# DIRECTIONS
Retype all of the data word for word, without pictures.

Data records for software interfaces
----
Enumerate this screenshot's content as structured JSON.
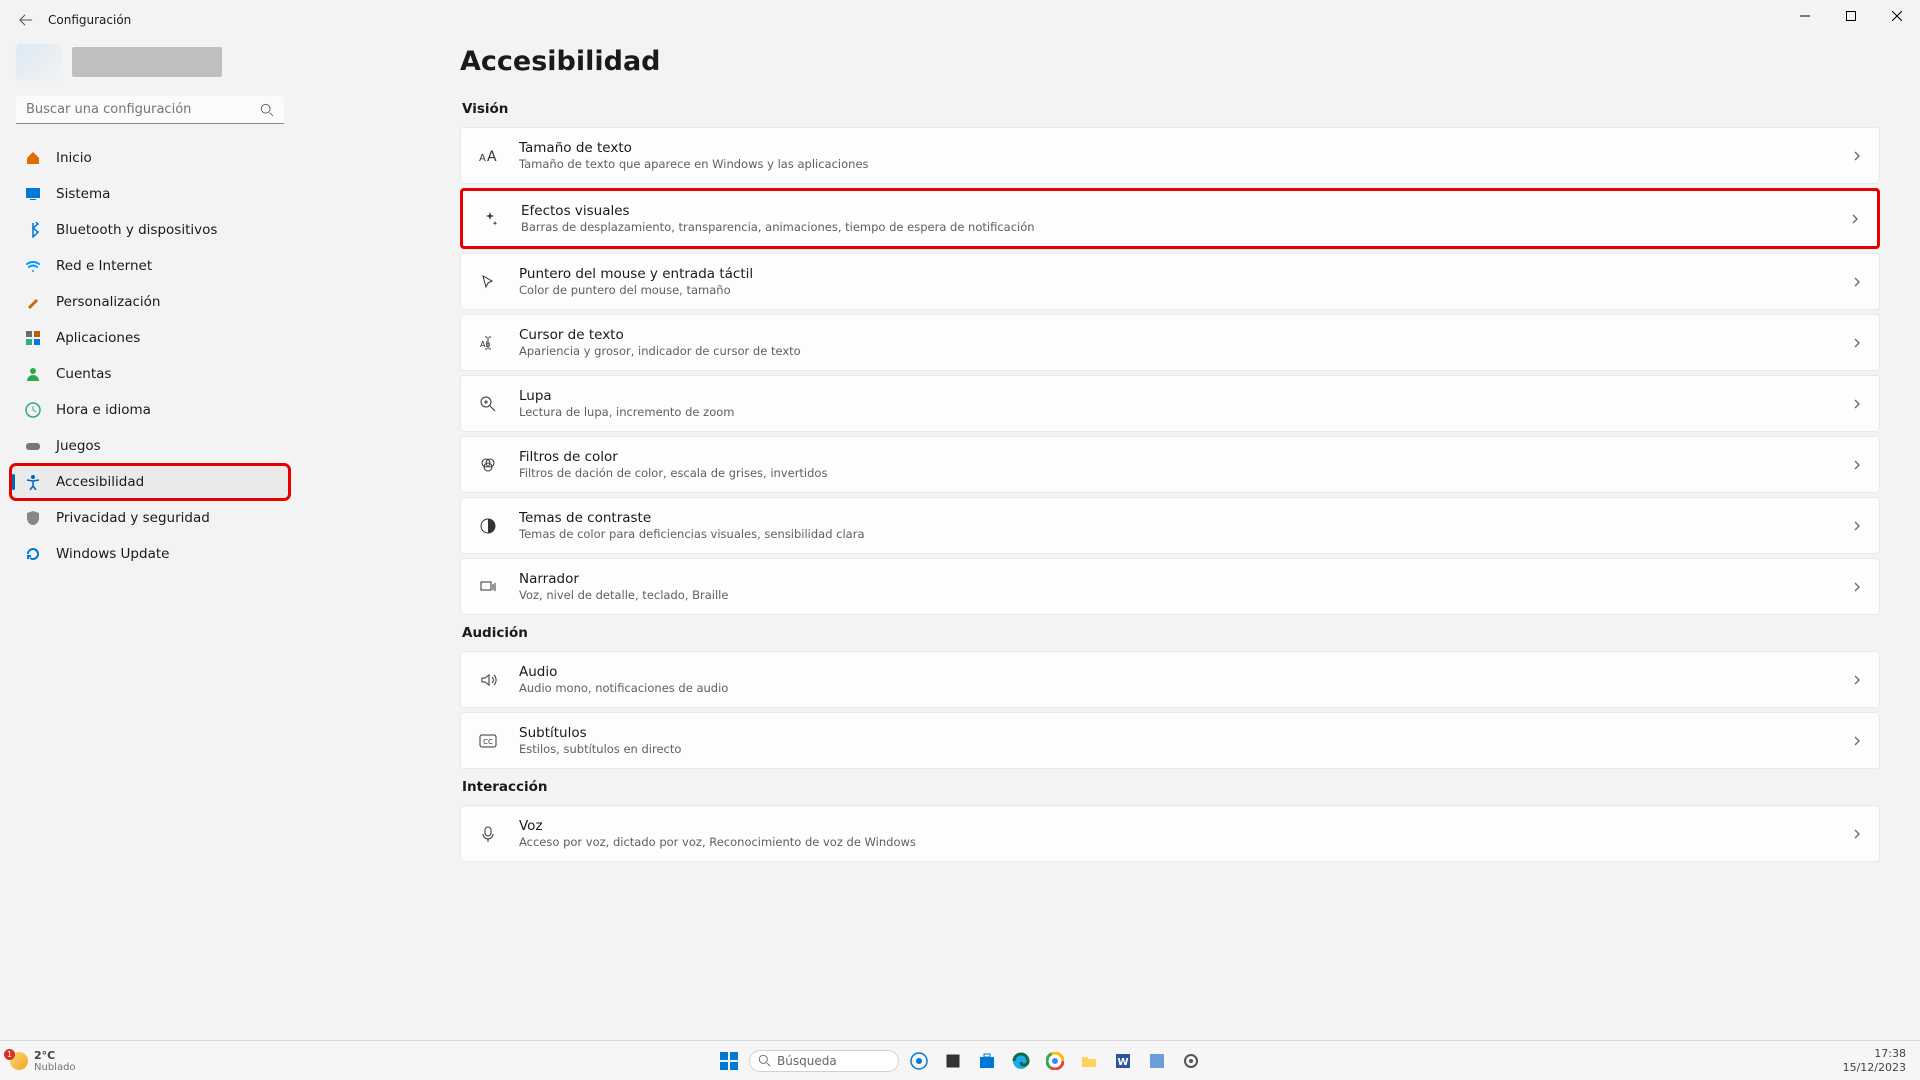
{
  "window": {
    "title": "Configuración"
  },
  "search": {
    "placeholder": "Buscar una configuración"
  },
  "sidebar": {
    "items": [
      {
        "label": "Inicio",
        "icon": "home",
        "color": "#e06c00"
      },
      {
        "label": "Sistema",
        "icon": "system",
        "color": "#0078d4"
      },
      {
        "label": "Bluetooth y dispositivos",
        "icon": "bluetooth",
        "color": "#0078d4"
      },
      {
        "label": "Red e Internet",
        "icon": "wifi",
        "color": "#0099ff"
      },
      {
        "label": "Personalización",
        "icon": "brush",
        "color": "#c46a00"
      },
      {
        "label": "Aplicaciones",
        "icon": "apps",
        "color": "#6b6b6b"
      },
      {
        "label": "Cuentas",
        "icon": "person",
        "color": "#2ba84a"
      },
      {
        "label": "Hora e idioma",
        "icon": "clock",
        "color": "#3a7"
      },
      {
        "label": "Juegos",
        "icon": "gamepad",
        "color": "#777"
      },
      {
        "label": "Accesibilidad",
        "icon": "accessibility",
        "color": "#0067c0",
        "active": true,
        "highlight": true
      },
      {
        "label": "Privacidad y seguridad",
        "icon": "shield",
        "color": "#888"
      },
      {
        "label": "Windows Update",
        "icon": "update",
        "color": "#0078d4"
      }
    ]
  },
  "main": {
    "title": "Accesibilidad",
    "sections": [
      {
        "title": "Visión",
        "cards": [
          {
            "title": "Tamaño de texto",
            "desc": "Tamaño de texto que aparece en Windows y las aplicaciones",
            "icon": "textsize"
          },
          {
            "title": "Efectos visuales",
            "desc": "Barras de desplazamiento, transparencia, animaciones, tiempo de espera de notificación",
            "icon": "sparkle",
            "highlight": true
          },
          {
            "title": "Puntero del mouse y entrada táctil",
            "desc": "Color de puntero del mouse, tamaño",
            "icon": "pointer"
          },
          {
            "title": "Cursor de texto",
            "desc": "Apariencia y grosor, indicador de cursor de texto",
            "icon": "textcursor"
          },
          {
            "title": "Lupa",
            "desc": "Lectura de lupa, incremento de zoom",
            "icon": "magnify"
          },
          {
            "title": "Filtros de color",
            "desc": "Filtros de dación de color, escala de grises, invertidos",
            "icon": "colorfilter"
          },
          {
            "title": "Temas de contraste",
            "desc": "Temas de color para deficiencias visuales, sensibilidad clara",
            "icon": "contrast"
          },
          {
            "title": "Narrador",
            "desc": "Voz, nivel de detalle, teclado, Braille",
            "icon": "narrator"
          }
        ]
      },
      {
        "title": "Audición",
        "cards": [
          {
            "title": "Audio",
            "desc": "Audio mono, notificaciones de audio",
            "icon": "audio"
          },
          {
            "title": "Subtítulos",
            "desc": "Estilos, subtítulos en directo",
            "icon": "cc"
          }
        ]
      },
      {
        "title": "Interacción",
        "cards": [
          {
            "title": "Voz",
            "desc": "Acceso por voz, dictado por voz, Reconocimiento de voz de Windows",
            "icon": "mic"
          }
        ]
      }
    ]
  },
  "taskbar": {
    "weather": {
      "temp": "2°C",
      "cond": "Nublado"
    },
    "search": "Búsqueda",
    "time": "17:38",
    "date": "15/12/2023"
  }
}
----
# EXERCISE RESULT
Enumerate this screenshot's content as structured JSON.
{
  "window": {
    "title": "Configuración"
  },
  "search": {
    "placeholder": "Buscar una configuración"
  },
  "sidebar": {
    "items": [
      {
        "label": "Inicio",
        "icon": "home",
        "color": "#e06c00"
      },
      {
        "label": "Sistema",
        "icon": "system",
        "color": "#0078d4"
      },
      {
        "label": "Bluetooth y dispositivos",
        "icon": "bluetooth",
        "color": "#0078d4"
      },
      {
        "label": "Red e Internet",
        "icon": "wifi",
        "color": "#0099ff"
      },
      {
        "label": "Personalización",
        "icon": "brush",
        "color": "#c46a00"
      },
      {
        "label": "Aplicaciones",
        "icon": "apps",
        "color": "#6b6b6b"
      },
      {
        "label": "Cuentas",
        "icon": "person",
        "color": "#2ba84a"
      },
      {
        "label": "Hora e idioma",
        "icon": "clock",
        "color": "#3a7"
      },
      {
        "label": "Juegos",
        "icon": "gamepad",
        "color": "#777"
      },
      {
        "label": "Accesibilidad",
        "icon": "accessibility",
        "color": "#0067c0",
        "active": true,
        "highlight": true
      },
      {
        "label": "Privacidad y seguridad",
        "icon": "shield",
        "color": "#888"
      },
      {
        "label": "Windows Update",
        "icon": "update",
        "color": "#0078d4"
      }
    ]
  },
  "main": {
    "title": "Accesibilidad",
    "sections": [
      {
        "title": "Visión",
        "cards": [
          {
            "title": "Tamaño de texto",
            "desc": "Tamaño de texto que aparece en Windows y las aplicaciones",
            "icon": "textsize"
          },
          {
            "title": "Efectos visuales",
            "desc": "Barras de desplazamiento, transparencia, animaciones, tiempo de espera de notificación",
            "icon": "sparkle",
            "highlight": true
          },
          {
            "title": "Puntero del mouse y entrada táctil",
            "desc": "Color de puntero del mouse, tamaño",
            "icon": "pointer"
          },
          {
            "title": "Cursor de texto",
            "desc": "Apariencia y grosor, indicador de cursor de texto",
            "icon": "textcursor"
          },
          {
            "title": "Lupa",
            "desc": "Lectura de lupa, incremento de zoom",
            "icon": "magnify"
          },
          {
            "title": "Filtros de color",
            "desc": "Filtros de dación de color, escala de grises, invertidos",
            "icon": "colorfilter"
          },
          {
            "title": "Temas de contraste",
            "desc": "Temas de color para deficiencias visuales, sensibilidad clara",
            "icon": "contrast"
          },
          {
            "title": "Narrador",
            "desc": "Voz, nivel de detalle, teclado, Braille",
            "icon": "narrator"
          }
        ]
      },
      {
        "title": "Audición",
        "cards": [
          {
            "title": "Audio",
            "desc": "Audio mono, notificaciones de audio",
            "icon": "audio"
          },
          {
            "title": "Subtítulos",
            "desc": "Estilos, subtítulos en directo",
            "icon": "cc"
          }
        ]
      },
      {
        "title": "Interacción",
        "cards": [
          {
            "title": "Voz",
            "desc": "Acceso por voz, dictado por voz, Reconocimiento de voz de Windows",
            "icon": "mic"
          }
        ]
      }
    ]
  },
  "taskbar": {
    "weather": {
      "temp": "2°C",
      "cond": "Nublado"
    },
    "search": "Búsqueda",
    "time": "17:38",
    "date": "15/12/2023"
  }
}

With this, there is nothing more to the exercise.